Weaknesses in healthcare
Rising cases then revealed structural weaknesses in the Peruvian health system. Despite recent economic growth and general improvements in public health, the overall health infrastructure of the country was still poor prior to the pandemic.
In January 2020, according to the ministry of health, 78% of health and medical centres had inadequate capacity to provide services, which included having obsolete, inoperative or insufficient equipment. By the beginning of 2021, this had risen to 97% of primary services.
Similarly, before the pandemic Peru had 29 intensive care beds per million people, below other countries in the region such as Brazil (206), Colombia (105), Chile (73) and Ecuador (69). Staffing levels were also insufficient to allow many health facilities to function properly. This all hampered Peru’s ability to effectively respond to a crisis situation.
The health system is also highly fragmented, which has made coordinating the COVID response across the country challenging, jeopardising its effectiveness at protecting the most vulnerable. And on top of this, there are also persistent inequalities within the system, with access to healthcare often determined by wealth, gender, ethnicity and geography.
For instance, the indigenous peoples in the Peruvian Amazon region are among those who have suffered most from the epidemic. Their lack of access to health services, water and sanitation, as well as their high rates of poverty and child malnutrition, placed these ethnic groups in a situation of greater vulnerability.
An expensive system
Despite Peru making some progress towards providing free universal healthcare, it’s been estimated that between 10% and 20% of the population still don’t have access to any health coverage at all. Even those who can access care through public health facilities have to pay some fees – and before the pandemic, this out-of-pocket spending on healthcare was increasing.
The pandemic then exposed how drastically costly this could end up being. And for those without private insurance or access to good state-provided care, the costs could be even higher still, with medicines and care charged at vastly inflated rates in some private hospitals. For some the costs will have stopped them seeking care altogether. Income is another barrier to accessing care.
The problem is that there is little regulation of the health sector in Peru. The same private company can end up providing health insurance, health services, and medicines and medical supplies without any price control mechanism.
The private sector has had a negative influence elsewhere too. Peru also suffered a shortage of medical oxygen, which was exacerbated during the early stages of the pandemic by the country’s history of manufacturing oxygen at a higher concentration than the international standard (meaning there was less to go around).
Peru’s competition authority concluded nearly a decade ago that there was no good scientific reason for doing this – and that the norm was adopted simply to benefit the interests of several private oxygen manufacturers in the country. Only during the country’s oxygen crisis was the convention overturned.

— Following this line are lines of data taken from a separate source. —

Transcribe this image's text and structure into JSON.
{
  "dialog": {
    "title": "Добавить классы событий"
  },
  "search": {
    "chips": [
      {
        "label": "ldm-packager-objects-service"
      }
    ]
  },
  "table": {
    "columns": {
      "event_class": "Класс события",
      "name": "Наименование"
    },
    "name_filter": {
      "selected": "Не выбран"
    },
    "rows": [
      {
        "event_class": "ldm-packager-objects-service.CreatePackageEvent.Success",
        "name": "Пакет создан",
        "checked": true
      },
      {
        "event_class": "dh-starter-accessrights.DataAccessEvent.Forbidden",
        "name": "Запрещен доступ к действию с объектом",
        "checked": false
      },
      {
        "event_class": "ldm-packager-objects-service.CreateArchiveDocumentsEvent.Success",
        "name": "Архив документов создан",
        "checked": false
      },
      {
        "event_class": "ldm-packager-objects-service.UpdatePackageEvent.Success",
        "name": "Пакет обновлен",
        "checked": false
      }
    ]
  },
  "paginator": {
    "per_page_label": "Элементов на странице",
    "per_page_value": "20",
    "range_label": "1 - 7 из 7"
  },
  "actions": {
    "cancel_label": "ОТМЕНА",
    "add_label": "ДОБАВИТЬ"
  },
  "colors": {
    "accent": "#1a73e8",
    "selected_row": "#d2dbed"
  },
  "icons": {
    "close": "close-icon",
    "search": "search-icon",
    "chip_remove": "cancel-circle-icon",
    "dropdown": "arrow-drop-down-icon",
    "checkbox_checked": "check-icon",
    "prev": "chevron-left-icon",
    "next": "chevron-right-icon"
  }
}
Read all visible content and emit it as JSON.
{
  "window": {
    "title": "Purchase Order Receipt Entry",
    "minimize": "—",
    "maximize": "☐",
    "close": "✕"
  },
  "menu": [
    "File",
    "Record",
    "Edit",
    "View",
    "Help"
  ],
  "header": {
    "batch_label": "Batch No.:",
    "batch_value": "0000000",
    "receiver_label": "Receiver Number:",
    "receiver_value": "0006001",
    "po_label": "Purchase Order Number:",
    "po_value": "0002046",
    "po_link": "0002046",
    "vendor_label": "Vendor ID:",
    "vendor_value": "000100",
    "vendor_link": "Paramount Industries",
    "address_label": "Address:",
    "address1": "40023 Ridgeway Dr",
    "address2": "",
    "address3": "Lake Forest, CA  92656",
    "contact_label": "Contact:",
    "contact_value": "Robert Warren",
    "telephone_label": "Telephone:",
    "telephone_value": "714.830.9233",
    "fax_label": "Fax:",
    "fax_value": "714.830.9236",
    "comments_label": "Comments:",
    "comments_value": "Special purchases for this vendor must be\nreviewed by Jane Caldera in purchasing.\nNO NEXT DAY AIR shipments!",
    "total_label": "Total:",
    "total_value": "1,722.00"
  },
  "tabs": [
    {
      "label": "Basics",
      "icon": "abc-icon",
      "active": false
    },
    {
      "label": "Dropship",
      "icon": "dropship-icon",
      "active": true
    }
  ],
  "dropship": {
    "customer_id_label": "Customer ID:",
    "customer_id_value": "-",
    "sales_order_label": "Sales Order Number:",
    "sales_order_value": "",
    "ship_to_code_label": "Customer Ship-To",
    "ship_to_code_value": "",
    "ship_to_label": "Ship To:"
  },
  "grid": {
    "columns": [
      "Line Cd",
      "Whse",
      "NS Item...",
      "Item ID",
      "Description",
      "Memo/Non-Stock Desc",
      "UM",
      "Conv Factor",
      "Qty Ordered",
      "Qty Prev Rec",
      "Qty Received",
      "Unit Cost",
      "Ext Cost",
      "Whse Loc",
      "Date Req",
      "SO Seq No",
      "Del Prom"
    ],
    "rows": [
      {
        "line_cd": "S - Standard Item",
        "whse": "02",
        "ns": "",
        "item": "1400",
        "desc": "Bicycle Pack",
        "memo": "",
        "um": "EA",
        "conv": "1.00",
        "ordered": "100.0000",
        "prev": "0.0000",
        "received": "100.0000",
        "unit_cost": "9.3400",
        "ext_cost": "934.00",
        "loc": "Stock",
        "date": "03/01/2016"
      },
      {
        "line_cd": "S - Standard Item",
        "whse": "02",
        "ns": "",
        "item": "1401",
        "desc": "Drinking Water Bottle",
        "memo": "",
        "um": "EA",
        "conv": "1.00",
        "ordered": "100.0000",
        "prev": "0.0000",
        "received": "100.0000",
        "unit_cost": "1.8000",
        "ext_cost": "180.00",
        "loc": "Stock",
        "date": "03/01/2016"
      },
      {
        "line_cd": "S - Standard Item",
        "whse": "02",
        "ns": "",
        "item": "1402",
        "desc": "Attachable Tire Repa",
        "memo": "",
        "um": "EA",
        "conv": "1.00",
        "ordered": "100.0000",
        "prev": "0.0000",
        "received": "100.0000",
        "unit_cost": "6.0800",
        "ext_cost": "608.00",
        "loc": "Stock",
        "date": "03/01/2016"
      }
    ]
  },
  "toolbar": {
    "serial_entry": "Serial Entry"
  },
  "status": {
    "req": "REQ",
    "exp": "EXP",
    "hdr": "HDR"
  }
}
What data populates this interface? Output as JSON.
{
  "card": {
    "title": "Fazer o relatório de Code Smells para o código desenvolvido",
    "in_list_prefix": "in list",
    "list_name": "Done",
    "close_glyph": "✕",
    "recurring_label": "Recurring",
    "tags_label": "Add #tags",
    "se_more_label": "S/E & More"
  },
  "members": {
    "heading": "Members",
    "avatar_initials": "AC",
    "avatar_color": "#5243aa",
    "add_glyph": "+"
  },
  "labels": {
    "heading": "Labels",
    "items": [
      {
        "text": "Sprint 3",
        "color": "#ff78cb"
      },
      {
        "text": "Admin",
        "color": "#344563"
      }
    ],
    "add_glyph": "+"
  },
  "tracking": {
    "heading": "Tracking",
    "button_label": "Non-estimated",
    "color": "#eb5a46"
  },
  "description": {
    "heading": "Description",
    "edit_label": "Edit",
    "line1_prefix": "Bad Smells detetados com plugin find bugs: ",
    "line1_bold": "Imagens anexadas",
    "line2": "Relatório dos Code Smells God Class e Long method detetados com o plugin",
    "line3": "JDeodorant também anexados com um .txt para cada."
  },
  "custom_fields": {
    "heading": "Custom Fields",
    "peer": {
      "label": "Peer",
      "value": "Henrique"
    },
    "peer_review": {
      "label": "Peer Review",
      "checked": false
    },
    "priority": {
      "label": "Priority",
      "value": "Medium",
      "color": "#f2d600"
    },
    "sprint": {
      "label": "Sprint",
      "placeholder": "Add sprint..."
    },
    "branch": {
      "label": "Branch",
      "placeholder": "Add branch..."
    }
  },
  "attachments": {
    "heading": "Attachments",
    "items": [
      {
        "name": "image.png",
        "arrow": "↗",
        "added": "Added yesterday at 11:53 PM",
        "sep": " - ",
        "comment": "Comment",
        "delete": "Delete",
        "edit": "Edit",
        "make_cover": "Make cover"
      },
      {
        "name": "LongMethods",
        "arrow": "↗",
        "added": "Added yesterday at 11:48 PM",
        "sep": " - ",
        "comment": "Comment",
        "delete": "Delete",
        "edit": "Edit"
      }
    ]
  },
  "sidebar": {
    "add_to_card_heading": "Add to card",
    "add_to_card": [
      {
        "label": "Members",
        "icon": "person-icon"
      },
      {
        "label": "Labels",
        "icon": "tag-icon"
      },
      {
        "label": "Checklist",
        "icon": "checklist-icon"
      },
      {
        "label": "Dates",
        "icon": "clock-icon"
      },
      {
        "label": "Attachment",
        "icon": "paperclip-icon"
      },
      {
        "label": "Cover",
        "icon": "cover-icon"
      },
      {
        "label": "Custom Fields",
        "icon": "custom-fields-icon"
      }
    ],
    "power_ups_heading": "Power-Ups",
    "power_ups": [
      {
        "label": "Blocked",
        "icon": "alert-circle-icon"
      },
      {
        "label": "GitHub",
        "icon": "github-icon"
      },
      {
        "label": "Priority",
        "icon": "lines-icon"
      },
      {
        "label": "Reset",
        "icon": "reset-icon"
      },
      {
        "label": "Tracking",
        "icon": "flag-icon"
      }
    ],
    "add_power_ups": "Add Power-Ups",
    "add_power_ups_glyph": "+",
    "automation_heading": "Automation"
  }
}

As vaccination levels have increased from mid-2021 onwards, cases and deaths in Peru have fallen and stabilised at a low level. However, the crisis has unveiled the susceptibility of the country’s health system, and in particular the potentially negative influence of the private sector. The capacity and accessibility of Peru’s health system need to be much better – otherwise disasters like this could happen again.
Camila Gianella Malca receives funding from the Norwegian Research Council and Prociencias.
Jasmine Gideon receives funding from the UK Research and Innovation Global Challenges Research Fund.
María José Romero is affiliated with the European Network on Debt and Development, Eurodad, which is a non-profit organisation working in the field of development finance. This article does not represent the views of Eurodad.